The availability of fast, affordable Internet connectivity, rising awareness of options for tech businesses and an ambiguous regulatory framework has allowed Kenya's online content business to blossom.
Video on demand seems to be a favorable choice for organizations with existing capital reserves or those backed by venture capitalists while applications providing African traditional knowledge through tablets and mobile phones are growing.
Safaricom, the largest mobile services provider in the country, and Liquid Telecom, one of the oldest and largest ISPs, have already launched online TV services, while Able Wireless, a VC-backed content provider, is seeking to wrestle the market from the two giants through affordable online streaming services.
"Able Wireless is providing Kenya's first affordable online streaming services, allowing the users to take control of what they watch and when they watch, at a cost of $8 per month on the basic package," said Kahenya Kamunyu, Able Wireless founder and CEO.
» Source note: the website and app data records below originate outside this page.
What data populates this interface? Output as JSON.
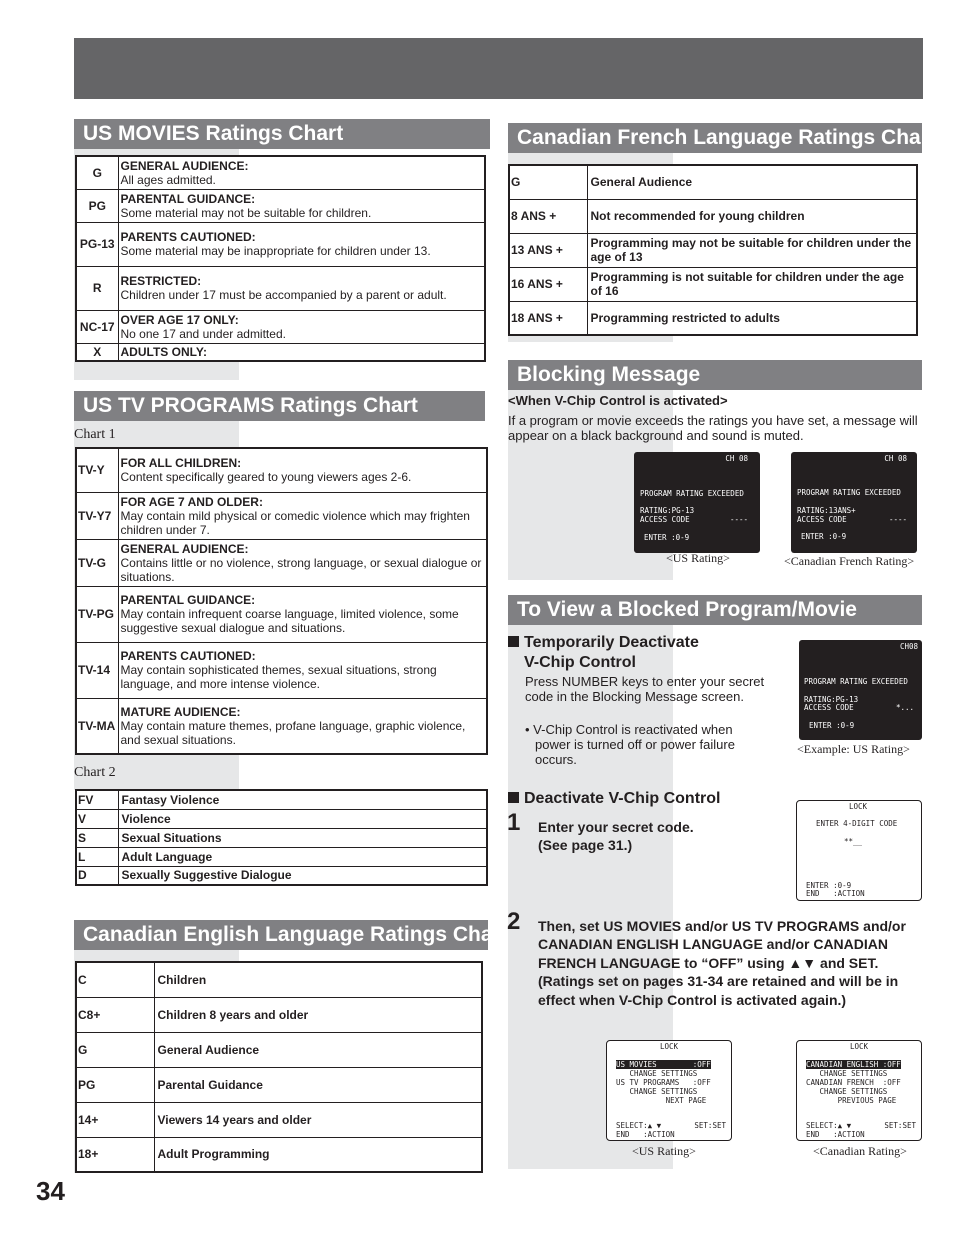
{
  "page_number": "34",
  "us_movies": {
    "title": "US MOVIES Ratings Chart",
    "rows": [
      {
        "code": "G",
        "heading": "GENERAL AUDIENCE:",
        "desc": "All ages admitted."
      },
      {
        "code": "PG",
        "heading": "PARENTAL GUIDANCE:",
        "desc": "Some material may not be suitable for children."
      },
      {
        "code": "PG-13",
        "heading": "PARENTS CAUTIONED:",
        "desc": "Some material may be inappropriate for children under 13."
      },
      {
        "code": "R",
        "heading": "RESTRICTED:",
        "desc": "Children under 17 must be accompanied by a parent or adult."
      },
      {
        "code": "NC-17",
        "heading": "OVER AGE 17 ONLY:",
        "desc": "No one 17 and under admitted."
      },
      {
        "code": "X",
        "heading": "ADULTS ONLY:",
        "desc": ""
      }
    ]
  },
  "us_tv": {
    "title": "US TV PROGRAMS Ratings Chart",
    "chart1_label": "Chart 1",
    "chart1": [
      {
        "code": "TV-Y",
        "heading": "FOR ALL CHILDREN:",
        "desc": "Content specifically geared to young viewers ages 2-6."
      },
      {
        "code": "TV-Y7",
        "heading": "FOR AGE 7 AND OLDER:",
        "desc": "May contain mild physical or comedic violence which may frighten children under 7."
      },
      {
        "code": "TV-G",
        "heading": "GENERAL AUDIENCE:",
        "desc": "Contains little or no violence, strong language, or sexual dialogue or situations."
      },
      {
        "code": "TV-PG",
        "heading": "PARENTAL GUIDANCE:",
        "desc": "May contain infrequent coarse language, limited violence, some suggestive sexual dialogue and situations."
      },
      {
        "code": "TV-14",
        "heading": "PARENTS CAUTIONED:",
        "desc": "May contain sophisticated themes, sexual situations, strong language, and more intense violence."
      },
      {
        "code": "TV-MA",
        "heading": "MATURE AUDIENCE:",
        "desc": "May contain mature themes, profane language, graphic violence, and sexual situations."
      }
    ],
    "chart2_label": "Chart 2",
    "chart2": [
      {
        "code": "FV",
        "desc": "Fantasy Violence"
      },
      {
        "code": "V",
        "desc": "Violence"
      },
      {
        "code": "S",
        "desc": "Sexual Situations"
      },
      {
        "code": "L",
        "desc": "Adult Language"
      },
      {
        "code": "D",
        "desc": "Sexually Suggestive Dialogue"
      }
    ]
  },
  "canadian_english": {
    "title": "Canadian English Language Ratings Chart",
    "rows": [
      {
        "code": "C",
        "desc": "Children"
      },
      {
        "code": "C8+",
        "desc": "Children 8 years and older"
      },
      {
        "code": "G",
        "desc": "General Audience"
      },
      {
        "code": "PG",
        "desc": "Parental Guidance"
      },
      {
        "code": "14+",
        "desc": "Viewers 14 years and older"
      },
      {
        "code": "18+",
        "desc": "Adult Programming"
      }
    ]
  },
  "canadian_french": {
    "title": "Canadian French Language Ratings Chart",
    "rows": [
      {
        "code": "G",
        "desc": "General Audience"
      },
      {
        "code": "8 ANS +",
        "desc": "Not recommended for young children"
      },
      {
        "code": "13 ANS +",
        "desc": "Programming may not be suitable for children under the age of 13"
      },
      {
        "code": "16 ANS +",
        "desc": "Programming is not suitable for children under the age of 16"
      },
      {
        "code": "18 ANS +",
        "desc": "Programming restricted to adults"
      }
    ]
  },
  "blocking": {
    "title": "Blocking Message",
    "subtitle": "<When V-Chip Control is activated>",
    "body": "If a program or movie exceeds the ratings you have set, a message will appear on a black background and sound is muted.",
    "screens": [
      {
        "channel": "CH 08",
        "message": "PROGRAM RATING EXCEEDED",
        "rating": "RATING:PG-13",
        "access": "ACCESS CODE",
        "code": "----",
        "enter": "ENTER :0-9",
        "caption": "<US Rating>"
      },
      {
        "channel": "CH 08",
        "message": "PROGRAM RATING EXCEEDED",
        "rating": "RATING:13ANS+",
        "access": "ACCESS CODE",
        "code": "----",
        "enter": "ENTER :0-9",
        "caption": "<Canadian French Rating>"
      }
    ]
  },
  "view_blocked": {
    "title": "To View a Blocked Program/Movie",
    "temp_heading_1": "Temporarily Deactivate",
    "temp_heading_2": "V-Chip Control",
    "temp_body": "Press NUMBER keys to enter your secret code in the Blocking Message screen.",
    "temp_bullet": "V-Chip Control is reactivated when power is turned off or power failure occurs.",
    "example_screen": {
      "channel": "CH08",
      "message": "PROGRAM RATING EXCEEDED",
      "rating": "RATING:PG-13",
      "access": "ACCESS CODE",
      "code": "*...",
      "enter": "ENTER :0-9",
      "caption": "<Example: US Rating>"
    },
    "deactivate_heading": "Deactivate V-Chip Control",
    "step1_num": "1",
    "step1_line1": "Enter your secret code.",
    "step1_line2": "(See page 31.)",
    "lock_screen": {
      "title": "LOCK",
      "prompt": "ENTER 4-DIGIT CODE",
      "code": "**__",
      "enter": "ENTER :0-9",
      "end": "END   :ACTION"
    },
    "step2_num": "2",
    "step2_text": "Then, set US MOVIES and/or US TV PROGRAMS and/or CANADIAN ENGLISH LANGUAGE and/or CANADIAN FRENCH LANGUAGE to “OFF” using ▲▼ and SET. (Ratings set on pages 31-34 are retained and will be in effect when V-Chip Control is activated again.)",
    "menus": [
      {
        "title": "LOCK",
        "line1": "US MOVIES        :OFF",
        "line2": "   CHANGE SETTINGS",
        "line3": "US TV PROGRAMS   :OFF",
        "line4": "   CHANGE SETTINGS",
        "line5": "           NEXT PAGE",
        "select": "SELECT:▲ ▼",
        "set": "SET:SET",
        "end": "END   :ACTION",
        "caption": "<US Rating>"
      },
      {
        "title": "LOCK",
        "line1": "CANADIAN ENGLISH :OFF",
        "line2": "   CHANGE SETTINGS",
        "line3": "CANADIAN FRENCH  :OFF",
        "line4": "   CHANGE SETTINGS",
        "line5": "       PREVIOUS PAGE",
        "select": "SELECT:▲ ▼",
        "set": "SET:SET",
        "end": "END   :ACTION",
        "caption": "<Canadian Rating>"
      }
    ]
  }
}
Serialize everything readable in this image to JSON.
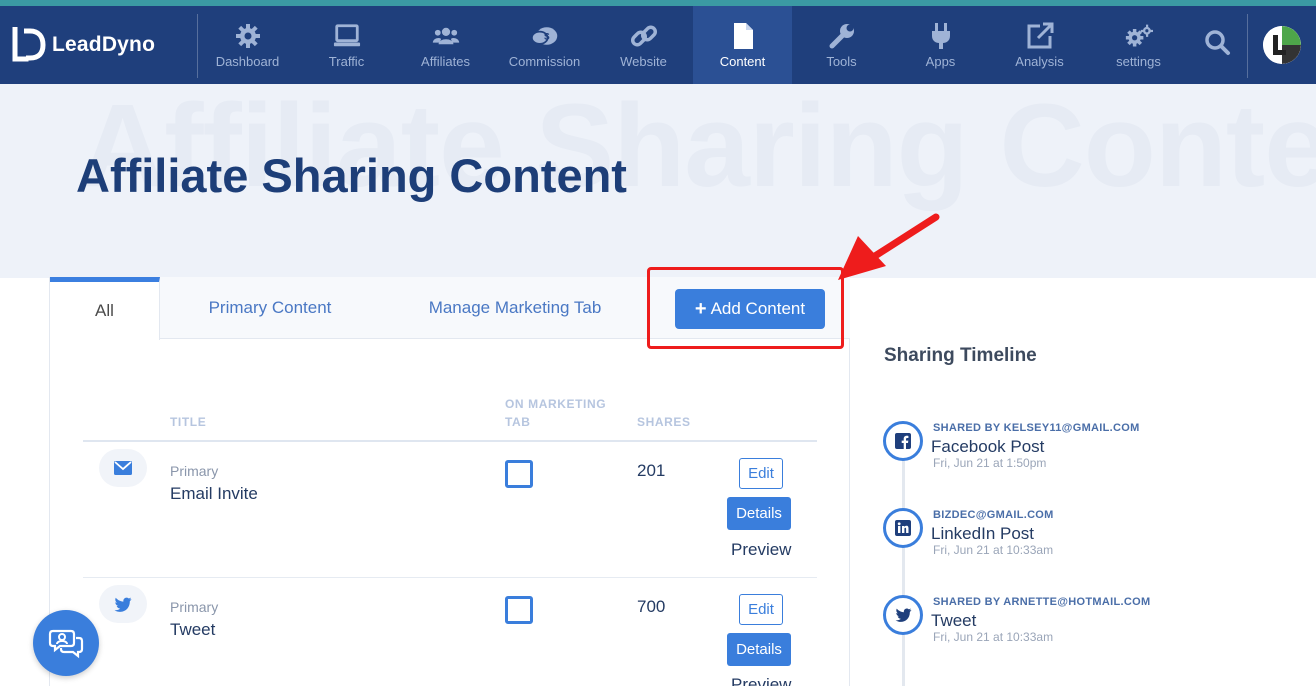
{
  "brand": {
    "name": "LeadDyno"
  },
  "nav": {
    "items": [
      {
        "label": "Dashboard",
        "icon": "gear-icon"
      },
      {
        "label": "Traffic",
        "icon": "laptop-icon"
      },
      {
        "label": "Affiliates",
        "icon": "users-icon"
      },
      {
        "label": "Commission",
        "icon": "money-chat-icon"
      },
      {
        "label": "Website",
        "icon": "link-icon"
      },
      {
        "label": "Content",
        "icon": "file-icon",
        "active": true
      },
      {
        "label": "Tools",
        "icon": "wrench-icon"
      },
      {
        "label": "Apps",
        "icon": "plug-icon"
      },
      {
        "label": "Analysis",
        "icon": "external-edit-icon"
      },
      {
        "label": "settings",
        "icon": "gears-icon"
      }
    ]
  },
  "hero": {
    "watermark": "Affiliate Sharing Content",
    "title": "Affiliate Sharing Content"
  },
  "tabs": [
    {
      "label": "All",
      "active": true
    },
    {
      "label": "Primary Content"
    },
    {
      "label": "Manage Marketing Tab"
    }
  ],
  "add_button": {
    "label": "Add Content"
  },
  "table": {
    "headers": {
      "title": "TITLE",
      "on_marketing_tab_line1": "ON MARKETING",
      "on_marketing_tab_line2": "TAB",
      "shares": "SHARES"
    },
    "rows": [
      {
        "type": "Primary",
        "title": "Email Invite",
        "icon": "envelope-icon",
        "shares": "201",
        "edit": "Edit",
        "details": "Details",
        "preview": "Preview"
      },
      {
        "type": "Primary",
        "title": "Tweet",
        "icon": "twitter-icon",
        "shares": "700",
        "edit": "Edit",
        "details": "Details",
        "preview": "Preview"
      }
    ]
  },
  "sidebar": {
    "title": "Sharing Timeline",
    "events": [
      {
        "by": "SHARED BY KELSEY11@GMAIL.COM",
        "title": "Facebook Post",
        "time": "Fri, Jun 21 at 1:50pm",
        "icon": "facebook-icon"
      },
      {
        "by": "BIZDEC@GMAIL.COM",
        "title": "LinkedIn Post",
        "time": "Fri, Jun 21 at 10:33am",
        "icon": "linkedin-icon"
      },
      {
        "by": "SHARED BY ARNETTE@HOTMAIL.COM",
        "title": "Tweet",
        "time": "Fri, Jun 21 at 10:33am",
        "icon": "twitter-icon"
      }
    ]
  },
  "colors": {
    "nav_bg": "#1f3f7c",
    "nav_active": "#2b5094",
    "accent_blue": "#3a7edc",
    "title_navy": "#1d3e78",
    "highlight_red": "#ee1c1c"
  }
}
The online platform developed by Able comes with customer premises equipment known as a "black box" that connects to a nearby base station and allows the user to access a repository of online videos. The service uses infrastructure set up by other ISPs and a revenue-sharing model has been designed. In areas with no existing connectivity, Able Wireless is working with newer Wi-Fi providers to offer the service.
"We are already working with established ISPs in some of the areas while in others we are working with smaller wireless providers to serve more people; the service is working well and we are sure it will get better," added Kamunyu.
On its part, Safaricom is buoyed by growing revenue from SMS and mobile data and is hoping that online TV content will push more people to consume more data.
"We expect major growth in the content business mainly supported by local content industry in the areas of entertainment; increased penetration of affordable smartphones, new technologies like LTE and the digital migration will be anchor pillars to this growth," said Nzioka Waita, Safaricom corporate affairs director.
Safaricom launched its "Web box" service in 2011. The box allows users to transform their TVs into PCs and carry out normal unctions as they would on a PC or laptop. The online TV service aims to take advantage of massive infrastructure investments and keep consumers within the Safaricom network.
In addition to such large companies, there are smaller businesses like Afrokidz, a software publisher that develops African- themed innovative mobile and tablet applications for children and families. The company packages African oral narratives in a fun and exciting way for children or adults who want to know more about African traditions.
"Our African cultural traditions are mainly oral and were passed from one generation to the other through stories and songs; urbanization has greatly affected how this knowledge is passed and we are using technology to ensure that this valuable information is preserved," said Njeri Wangari, founder and CEO of Afrokidz.
The Safari Tales App provides folk tales, poems, tongue twisters, songs, proverbs and idioms, among other traditional forms of story telling. The app also allows users to learn Kiswahili.
Safari Tales was funded by individuals, family and friends, and it took two years to develop, a challenge Wangari attributes to funding constraints and the lack of a technology company willing to see the vision and commit the time it takes to develop it.
"When I first mentioned a mobile app to illustrators in the publishing industry, they had no idea what I was talking about, the same happened with the team of story tellers that I worked with to develop the first batch of 15 narratives," Wangari said." "I had to look for other apps that were doing something almost similar to what we wanted to achieve in order to make my point," added Wangari, whose background is in publishing and technology.
Investors in this sector are a somewhat lucky, because the Communications Commission of Kenya has not developed any framework for online content distribution. Currently, the policy addresses broadcast content and has regulations relating and affecting broadcasters. Investors in online video on-demand services are not required to obtain licenses or seek approval for their business.
The migration from analog to digital TV later this month is expected to free up spectrum as part of the so-called "digital dividend." There is no policy on how the digital dividend will be subdivided but it is expected that smaller players will be allocated frequencies for last mile connectivity, especially in rural and economically unattractive areas.